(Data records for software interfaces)
##########

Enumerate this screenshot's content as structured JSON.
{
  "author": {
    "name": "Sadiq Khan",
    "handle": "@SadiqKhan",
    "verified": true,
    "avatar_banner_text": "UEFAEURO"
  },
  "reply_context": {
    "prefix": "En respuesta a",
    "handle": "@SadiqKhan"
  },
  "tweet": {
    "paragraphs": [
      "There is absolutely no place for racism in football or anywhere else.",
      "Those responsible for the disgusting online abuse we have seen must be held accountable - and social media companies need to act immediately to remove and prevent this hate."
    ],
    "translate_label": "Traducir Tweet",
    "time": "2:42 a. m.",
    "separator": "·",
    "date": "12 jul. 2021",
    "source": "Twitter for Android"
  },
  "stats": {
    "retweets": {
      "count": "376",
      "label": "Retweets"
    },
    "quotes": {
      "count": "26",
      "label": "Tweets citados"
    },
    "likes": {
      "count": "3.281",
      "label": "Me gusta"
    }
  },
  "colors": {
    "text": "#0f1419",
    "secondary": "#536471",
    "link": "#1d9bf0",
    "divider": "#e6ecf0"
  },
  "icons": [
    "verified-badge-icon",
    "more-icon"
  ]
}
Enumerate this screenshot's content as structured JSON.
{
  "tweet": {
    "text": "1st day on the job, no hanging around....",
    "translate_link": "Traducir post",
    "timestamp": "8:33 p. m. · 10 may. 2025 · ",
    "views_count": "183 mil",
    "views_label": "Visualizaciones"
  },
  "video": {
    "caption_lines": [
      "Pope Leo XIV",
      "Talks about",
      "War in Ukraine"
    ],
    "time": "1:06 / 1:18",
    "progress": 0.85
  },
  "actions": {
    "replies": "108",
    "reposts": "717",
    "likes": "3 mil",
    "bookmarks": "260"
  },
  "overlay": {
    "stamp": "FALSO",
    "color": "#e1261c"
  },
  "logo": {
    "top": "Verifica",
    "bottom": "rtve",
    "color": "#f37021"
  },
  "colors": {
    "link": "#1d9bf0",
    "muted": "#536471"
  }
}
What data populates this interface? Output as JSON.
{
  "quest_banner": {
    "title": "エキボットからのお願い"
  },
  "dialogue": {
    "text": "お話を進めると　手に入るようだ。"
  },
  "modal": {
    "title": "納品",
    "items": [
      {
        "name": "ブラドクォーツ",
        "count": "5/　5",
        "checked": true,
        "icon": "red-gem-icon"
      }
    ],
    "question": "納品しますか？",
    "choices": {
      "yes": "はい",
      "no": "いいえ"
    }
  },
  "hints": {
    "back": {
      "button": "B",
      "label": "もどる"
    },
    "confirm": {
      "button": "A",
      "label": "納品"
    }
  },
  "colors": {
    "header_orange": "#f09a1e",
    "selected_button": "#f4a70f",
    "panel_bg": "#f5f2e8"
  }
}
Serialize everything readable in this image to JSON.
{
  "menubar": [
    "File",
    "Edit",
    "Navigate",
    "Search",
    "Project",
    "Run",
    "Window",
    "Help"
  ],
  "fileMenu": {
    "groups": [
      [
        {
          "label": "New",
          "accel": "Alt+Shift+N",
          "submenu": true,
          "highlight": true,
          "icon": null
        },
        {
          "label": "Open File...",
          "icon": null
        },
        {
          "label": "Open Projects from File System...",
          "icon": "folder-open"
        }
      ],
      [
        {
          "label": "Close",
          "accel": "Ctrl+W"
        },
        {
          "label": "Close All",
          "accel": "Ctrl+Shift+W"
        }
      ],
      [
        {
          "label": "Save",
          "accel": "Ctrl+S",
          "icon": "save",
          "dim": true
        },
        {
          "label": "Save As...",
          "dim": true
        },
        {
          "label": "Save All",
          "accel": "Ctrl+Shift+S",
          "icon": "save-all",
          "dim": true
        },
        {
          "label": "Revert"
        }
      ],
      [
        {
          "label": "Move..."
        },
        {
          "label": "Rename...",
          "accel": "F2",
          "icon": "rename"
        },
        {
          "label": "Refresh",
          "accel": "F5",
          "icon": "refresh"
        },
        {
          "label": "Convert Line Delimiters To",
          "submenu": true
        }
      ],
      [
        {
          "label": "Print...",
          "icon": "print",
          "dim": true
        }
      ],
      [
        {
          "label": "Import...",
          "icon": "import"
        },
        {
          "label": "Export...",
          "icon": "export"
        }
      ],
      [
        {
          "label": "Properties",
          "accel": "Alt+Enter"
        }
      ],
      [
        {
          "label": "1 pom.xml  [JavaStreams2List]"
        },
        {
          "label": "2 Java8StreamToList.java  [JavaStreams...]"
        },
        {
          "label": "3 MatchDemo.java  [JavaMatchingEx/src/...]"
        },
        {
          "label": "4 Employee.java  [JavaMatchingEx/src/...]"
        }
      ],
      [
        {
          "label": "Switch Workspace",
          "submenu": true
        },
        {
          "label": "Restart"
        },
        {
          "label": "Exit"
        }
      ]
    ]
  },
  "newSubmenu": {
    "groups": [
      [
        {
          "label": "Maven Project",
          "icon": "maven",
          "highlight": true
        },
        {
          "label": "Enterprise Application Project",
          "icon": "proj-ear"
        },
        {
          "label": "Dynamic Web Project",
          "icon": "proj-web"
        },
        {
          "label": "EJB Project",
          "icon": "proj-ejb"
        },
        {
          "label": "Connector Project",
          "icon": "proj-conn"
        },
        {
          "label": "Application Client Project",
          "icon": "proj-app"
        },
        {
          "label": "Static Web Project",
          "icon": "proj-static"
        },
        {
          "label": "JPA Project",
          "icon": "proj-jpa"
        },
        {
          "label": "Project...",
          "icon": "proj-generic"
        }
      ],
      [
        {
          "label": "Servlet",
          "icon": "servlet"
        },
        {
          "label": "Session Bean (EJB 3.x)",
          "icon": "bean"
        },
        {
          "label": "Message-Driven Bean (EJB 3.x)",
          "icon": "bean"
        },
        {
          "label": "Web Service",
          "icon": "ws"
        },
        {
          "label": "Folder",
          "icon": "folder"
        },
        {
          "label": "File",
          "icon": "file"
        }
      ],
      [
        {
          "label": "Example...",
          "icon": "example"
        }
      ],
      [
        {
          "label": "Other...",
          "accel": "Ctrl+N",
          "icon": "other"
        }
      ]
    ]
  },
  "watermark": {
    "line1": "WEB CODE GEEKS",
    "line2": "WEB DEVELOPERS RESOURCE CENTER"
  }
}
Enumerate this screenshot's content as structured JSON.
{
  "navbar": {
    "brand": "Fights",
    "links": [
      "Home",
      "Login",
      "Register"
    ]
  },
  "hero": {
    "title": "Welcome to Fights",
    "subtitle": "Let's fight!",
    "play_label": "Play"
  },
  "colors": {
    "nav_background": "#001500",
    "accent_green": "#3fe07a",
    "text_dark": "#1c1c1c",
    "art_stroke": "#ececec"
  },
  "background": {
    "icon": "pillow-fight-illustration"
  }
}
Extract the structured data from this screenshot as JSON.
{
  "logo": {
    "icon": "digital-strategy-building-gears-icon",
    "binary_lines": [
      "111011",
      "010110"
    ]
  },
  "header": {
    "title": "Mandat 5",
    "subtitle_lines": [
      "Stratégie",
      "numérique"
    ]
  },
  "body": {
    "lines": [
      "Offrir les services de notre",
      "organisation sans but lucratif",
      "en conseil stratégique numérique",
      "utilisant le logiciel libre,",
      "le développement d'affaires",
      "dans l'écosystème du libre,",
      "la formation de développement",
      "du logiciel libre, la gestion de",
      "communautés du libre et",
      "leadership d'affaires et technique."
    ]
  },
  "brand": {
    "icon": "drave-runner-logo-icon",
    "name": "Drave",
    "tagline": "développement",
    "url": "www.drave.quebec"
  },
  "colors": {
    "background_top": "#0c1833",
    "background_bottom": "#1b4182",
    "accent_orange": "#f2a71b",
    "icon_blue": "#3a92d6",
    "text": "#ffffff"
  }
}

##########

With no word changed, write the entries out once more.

Enumerate this screenshot's content as structured JSON.
{
  "author": {
    "name": "Sadiq Khan",
    "handle": "@SadiqKhan",
    "verified": true,
    "avatar_banner_text": "UEFAEURO"
  },
  "reply_context": {
    "prefix": "En respuesta a",
    "handle": "@SadiqKhan"
  },
  "tweet": {
    "paragraphs": [
      "There is absolutely no place for racism in football or anywhere else.",
      "Those responsible for the disgusting online abuse we have seen must be held accountable - and social media companies need to act immediately to remove and prevent this hate."
    ],
    "translate_label": "Traducir Tweet",
    "time": "2:42 a. m.",
    "separator": "·",
    "date": "12 jul. 2021",
    "source": "Twitter for Android"
  },
  "stats": {
    "retweets": {
      "count": "376",
      "label": "Retweets"
    },
    "quotes": {
      "count": "26",
      "label": "Tweets citados"
    },
    "likes": {
      "count": "3.281",
      "label": "Me gusta"
    }
  },
  "colors": {
    "text": "#0f1419",
    "secondary": "#536471",
    "link": "#1d9bf0",
    "divider": "#e6ecf0"
  },
  "icons": [
    "verified-badge-icon",
    "more-icon"
  ]
}
Enumerate this screenshot's content as structured JSON.
{
  "tweet": {
    "text": "1st day on the job, no hanging around....",
    "translate_link": "Traducir post",
    "timestamp": "8:33 p. m. · 10 may. 2025 · ",
    "views_count": "183 mil",
    "views_label": "Visualizaciones"
  },
  "video": {
    "caption_lines": [
      "Pope Leo XIV",
      "Talks about",
      "War in Ukraine"
    ],
    "time": "1:06 / 1:18",
    "progress": 0.85
  },
  "actions": {
    "replies": "108",
    "reposts": "717",
    "likes": "3 mil",
    "bookmarks": "260"
  },
  "overlay": {
    "stamp": "FALSO",
    "color": "#e1261c"
  },
  "logo": {
    "top": "Verifica",
    "bottom": "rtve",
    "color": "#f37021"
  },
  "colors": {
    "link": "#1d9bf0",
    "muted": "#536471"
  }
}
What data populates this interface? Output as JSON.
{
  "quest_banner": {
    "title": "エキボットからのお願い"
  },
  "dialogue": {
    "text": "お話を進めると　手に入るようだ。"
  },
  "modal": {
    "title": "納品",
    "items": [
      {
        "name": "ブラドクォーツ",
        "count": "5/　5",
        "checked": true,
        "icon": "red-gem-icon"
      }
    ],
    "question": "納品しますか？",
    "choices": {
      "yes": "はい",
      "no": "いいえ"
    }
  },
  "hints": {
    "back": {
      "button": "B",
      "label": "もどる"
    },
    "confirm": {
      "button": "A",
      "label": "納品"
    }
  },
  "colors": {
    "header_orange": "#f09a1e",
    "selected_button": "#f4a70f",
    "panel_bg": "#f5f2e8"
  }
}
Serialize everything readable in this image to JSON.
{
  "menubar": [
    "File",
    "Edit",
    "Navigate",
    "Search",
    "Project",
    "Run",
    "Window",
    "Help"
  ],
  "fileMenu": {
    "groups": [
      [
        {
          "label": "New",
          "accel": "Alt+Shift+N",
          "submenu": true,
          "highlight": true,
          "icon": null
        },
        {
          "label": "Open File...",
          "icon": null
        },
        {
          "label": "Open Projects from File System...",
          "icon": "folder-open"
        }
      ],
      [
        {
          "label": "Close",
          "accel": "Ctrl+W"
        },
        {
          "label": "Close All",
          "accel": "Ctrl+Shift+W"
        }
      ],
      [
        {
          "label": "Save",
          "accel": "Ctrl+S",
          "icon": "save",
          "dim": true
        },
        {
          "label": "Save As...",
          "dim": true
        },
        {
          "label": "Save All",
          "accel": "Ctrl+Shift+S",
          "icon": "save-all",
          "dim": true
        },
        {
          "label": "Revert"
        }
      ],
      [
        {
          "label": "Move..."
        },
        {
          "label": "Rename...",
          "accel": "F2",
          "icon": "rename"
        },
        {
          "label": "Refresh",
          "accel": "F5",
          "icon": "refresh"
        },
        {
          "label": "Convert Line Delimiters To",
          "submenu": true
        }
      ],
      [
        {
          "label": "Print...",
          "icon": "print",
          "dim": true
        }
      ],
      [
        {
          "label": "Import...",
          "icon": "import"
        },
        {
          "label": "Export...",
          "icon": "export"
        }
      ],
      [
        {
          "label": "Properties",
          "accel": "Alt+Enter"
        }
      ],
      [
        {
          "label": "1 pom.xml  [JavaStreams2List]"
        },
        {
          "label": "2 Java8StreamToList.java  [JavaStreams...]"
        },
        {
          "label": "3 MatchDemo.java  [JavaMatchingEx/src/...]"
        },
        {
          "label": "4 Employee.java  [JavaMatchingEx/src/...]"
        }
      ],
      [
        {
          "label": "Switch Workspace",
          "submenu": true
        },
        {
          "label": "Restart"
        },
        {
          "label": "Exit"
        }
      ]
    ]
  },
  "newSubmenu": {
    "groups": [
      [
        {
          "label": "Maven Project",
          "icon": "maven",
          "highlight": true
        },
        {
          "label": "Enterprise Application Project",
          "icon": "proj-ear"
        },
        {
          "label": "Dynamic Web Project",
          "icon": "proj-web"
        },
        {
          "label": "EJB Project",
          "icon": "proj-ejb"
        },
        {
          "label": "Connector Project",
          "icon": "proj-conn"
        },
        {
          "label": "Application Client Project",
          "icon": "proj-app"
        },
        {
          "label": "Static Web Project",
          "icon": "proj-static"
        },
        {
          "label": "JPA Project",
          "icon": "proj-jpa"
        },
        {
          "label": "Project...",
          "icon": "proj-generic"
        }
      ],
      [
        {
          "label": "Servlet",
          "icon": "servlet"
        },
        {
          "label": "Session Bean (EJB 3.x)",
          "icon": "bean"
        },
        {
          "label": "Message-Driven Bean (EJB 3.x)",
          "icon": "bean"
        },
        {
          "label": "Web Service",
          "icon": "ws"
        },
        {
          "label": "Folder",
          "icon": "folder"
        },
        {
          "label": "File",
          "icon": "file"
        }
      ],
      [
        {
          "label": "Example...",
          "icon": "example"
        }
      ],
      [
        {
          "label": "Other...",
          "accel": "Ctrl+N",
          "icon": "other"
        }
      ]
    ]
  },
  "watermark": {
    "line1": "WEB CODE GEEKS",
    "line2": "WEB DEVELOPERS RESOURCE CENTER"
  }
}
Enumerate this screenshot's content as structured JSON.
{
  "navbar": {
    "brand": "Fights",
    "links": [
      "Home",
      "Login",
      "Register"
    ]
  },
  "hero": {
    "title": "Welcome to Fights",
    "subtitle": "Let's fight!",
    "play_label": "Play"
  },
  "colors": {
    "nav_background": "#001500",
    "accent_green": "#3fe07a",
    "text_dark": "#1c1c1c",
    "art_stroke": "#ececec"
  },
  "background": {
    "icon": "pillow-fight-illustration"
  }
}
Extract the structured data from this screenshot as JSON.
{
  "logo": {
    "icon": "digital-strategy-building-gears-icon",
    "binary_lines": [
      "111011",
      "010110"
    ]
  },
  "header": {
    "title": "Mandat 5",
    "subtitle_lines": [
      "Stratégie",
      "numérique"
    ]
  },
  "body": {
    "lines": [
      "Offrir les services de notre",
      "organisation sans but lucratif",
      "en conseil stratégique numérique",
      "utilisant le logiciel libre,",
      "le développement d'affaires",
      "dans l'écosystème du libre,",
      "la formation de développement",
      "du logiciel libre, la gestion de",
      "communautés du libre et",
      "leadership d'affaires et technique."
    ]
  },
  "brand": {
    "icon": "drave-runner-logo-icon",
    "name": "Drave",
    "tagline": "développement",
    "url": "www.drave.quebec"
  },
  "colors": {
    "background_top": "#0c1833",
    "background_bottom": "#1b4182",
    "accent_orange": "#f2a71b",
    "icon_blue": "#3a92d6",
    "text": "#ffffff"
  }
}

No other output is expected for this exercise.